• [THE TASK]:
Print the data below exactly as it stands, and keep the pictures out.

• [PROVIDED MATERIAL]:
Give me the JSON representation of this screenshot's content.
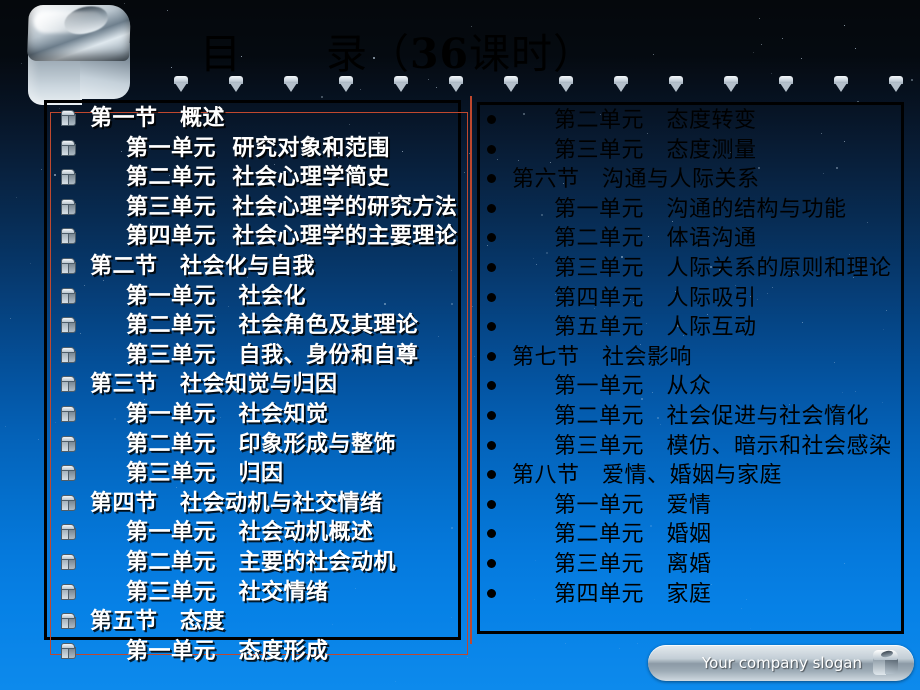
{
  "slide": {
    "title_prefix": "目　　录（",
    "title_number": "36",
    "title_suffix": "课时）",
    "title_full": "目　　录（36课时）",
    "logo_icon": "chrome-cube-logo",
    "background": {
      "top_color": "#05080c",
      "bottom_color": "#0d8aec",
      "starfield": true
    },
    "accent_colors": {
      "box_border": "#000000",
      "selection_outline": "#c0482e",
      "left_text": "#ffffff",
      "right_text": "#000000",
      "blue": "#0d8aec"
    }
  },
  "title_strip": {
    "gem_icon": "diamond-gem-icon",
    "gem_count": 14
  },
  "left_column": {
    "bullet_icon": "cube-bullet-icon",
    "items": [
      {
        "level": "sec",
        "text": "第一节　概述"
      },
      {
        "level": "unit",
        "text": "第一单元  研究对象和范围"
      },
      {
        "level": "unit",
        "text": "第二单元  社会心理学简史"
      },
      {
        "level": "unit",
        "text": "第三单元  社会心理学的研究方法"
      },
      {
        "level": "unit",
        "text": "第四单元  社会心理学的主要理论"
      },
      {
        "level": "sec",
        "text": "第二节　社会化与自我"
      },
      {
        "level": "unit",
        "text": "第一单元　社会化"
      },
      {
        "level": "unit",
        "text": "第二单元　社会角色及其理论"
      },
      {
        "level": "unit",
        "text": "第三单元　自我、身份和自尊"
      },
      {
        "level": "sec",
        "text": "第三节　社会知觉与归因"
      },
      {
        "level": "unit",
        "text": "第一单元　社会知觉"
      },
      {
        "level": "unit",
        "text": "第二单元　印象形成与整饰"
      },
      {
        "level": "unit",
        "text": "第三单元　归因"
      },
      {
        "level": "sec",
        "text": "第四节　社会动机与社交情绪"
      },
      {
        "level": "unit",
        "text": "第一单元　社会动机概述"
      },
      {
        "level": "unit",
        "text": "第二单元　主要的社会动机"
      },
      {
        "level": "unit",
        "text": "第三单元　社交情绪"
      },
      {
        "level": "sec",
        "text": "第五节　态度"
      },
      {
        "level": "unit",
        "text": "第一单元　态度形成"
      }
    ]
  },
  "right_column": {
    "bullet_icon": "round-bullet-icon",
    "items": [
      {
        "level": "unit",
        "text": "第二单元　态度转变"
      },
      {
        "level": "unit",
        "text": "第三单元　态度测量"
      },
      {
        "level": "sec",
        "text": "第六节　沟通与人际关系"
      },
      {
        "level": "unit",
        "text": "第一单元　沟通的结构与功能"
      },
      {
        "level": "unit",
        "text": "第二单元　体语沟通"
      },
      {
        "level": "unit",
        "text": "第三单元　人际关系的原则和理论"
      },
      {
        "level": "unit",
        "text": "第四单元　人际吸引"
      },
      {
        "level": "unit",
        "text": "第五单元　人际互动"
      },
      {
        "level": "sec",
        "text": "第七节　社会影响"
      },
      {
        "level": "unit",
        "text": "第一单元　从众"
      },
      {
        "level": "unit",
        "text": "第二单元　社会促进与社会惰化"
      },
      {
        "level": "unit",
        "text": "第三单元　模仿、暗示和社会感染"
      },
      {
        "level": "sec",
        "text": "第八节　爱情、婚姻与家庭"
      },
      {
        "level": "unit",
        "text": "第一单元　爱情"
      },
      {
        "level": "unit",
        "text": "第二单元　婚姻"
      },
      {
        "level": "unit",
        "text": "第三单元　离婚"
      },
      {
        "level": "unit",
        "text": "第四单元　家庭"
      }
    ]
  },
  "footer": {
    "slogan": "Your company slogan",
    "icon": "chrome-cube-icon"
  }
}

• [SOLUTION TO THE EXERCISE]:
Give me the JSON representation of this screenshot's content.
{
  "slide": {
    "title_prefix": "目　　录（",
    "title_number": "36",
    "title_suffix": "课时）",
    "title_full": "目　　录（36课时）",
    "logo_icon": "chrome-cube-logo",
    "background": {
      "top_color": "#05080c",
      "bottom_color": "#0d8aec",
      "starfield": true
    },
    "accent_colors": {
      "box_border": "#000000",
      "selection_outline": "#c0482e",
      "left_text": "#ffffff",
      "right_text": "#000000",
      "blue": "#0d8aec"
    }
  },
  "title_strip": {
    "gem_icon": "diamond-gem-icon",
    "gem_count": 14
  },
  "left_column": {
    "bullet_icon": "cube-bullet-icon",
    "items": [
      {
        "level": "sec",
        "text": "第一节　概述"
      },
      {
        "level": "unit",
        "text": "第一单元  研究对象和范围"
      },
      {
        "level": "unit",
        "text": "第二单元  社会心理学简史"
      },
      {
        "level": "unit",
        "text": "第三单元  社会心理学的研究方法"
      },
      {
        "level": "unit",
        "text": "第四单元  社会心理学的主要理论"
      },
      {
        "level": "sec",
        "text": "第二节　社会化与自我"
      },
      {
        "level": "unit",
        "text": "第一单元　社会化"
      },
      {
        "level": "unit",
        "text": "第二单元　社会角色及其理论"
      },
      {
        "level": "unit",
        "text": "第三单元　自我、身份和自尊"
      },
      {
        "level": "sec",
        "text": "第三节　社会知觉与归因"
      },
      {
        "level": "unit",
        "text": "第一单元　社会知觉"
      },
      {
        "level": "unit",
        "text": "第二单元　印象形成与整饰"
      },
      {
        "level": "unit",
        "text": "第三单元　归因"
      },
      {
        "level": "sec",
        "text": "第四节　社会动机与社交情绪"
      },
      {
        "level": "unit",
        "text": "第一单元　社会动机概述"
      },
      {
        "level": "unit",
        "text": "第二单元　主要的社会动机"
      },
      {
        "level": "unit",
        "text": "第三单元　社交情绪"
      },
      {
        "level": "sec",
        "text": "第五节　态度"
      },
      {
        "level": "unit",
        "text": "第一单元　态度形成"
      }
    ]
  },
  "right_column": {
    "bullet_icon": "round-bullet-icon",
    "items": [
      {
        "level": "unit",
        "text": "第二单元　态度转变"
      },
      {
        "level": "unit",
        "text": "第三单元　态度测量"
      },
      {
        "level": "sec",
        "text": "第六节　沟通与人际关系"
      },
      {
        "level": "unit",
        "text": "第一单元　沟通的结构与功能"
      },
      {
        "level": "unit",
        "text": "第二单元　体语沟通"
      },
      {
        "level": "unit",
        "text": "第三单元　人际关系的原则和理论"
      },
      {
        "level": "unit",
        "text": "第四单元　人际吸引"
      },
      {
        "level": "unit",
        "text": "第五单元　人际互动"
      },
      {
        "level": "sec",
        "text": "第七节　社会影响"
      },
      {
        "level": "unit",
        "text": "第一单元　从众"
      },
      {
        "level": "unit",
        "text": "第二单元　社会促进与社会惰化"
      },
      {
        "level": "unit",
        "text": "第三单元　模仿、暗示和社会感染"
      },
      {
        "level": "sec",
        "text": "第八节　爱情、婚姻与家庭"
      },
      {
        "level": "unit",
        "text": "第一单元　爱情"
      },
      {
        "level": "unit",
        "text": "第二单元　婚姻"
      },
      {
        "level": "unit",
        "text": "第三单元　离婚"
      },
      {
        "level": "unit",
        "text": "第四单元　家庭"
      }
    ]
  },
  "footer": {
    "slogan": "Your company slogan",
    "icon": "chrome-cube-icon"
  }
}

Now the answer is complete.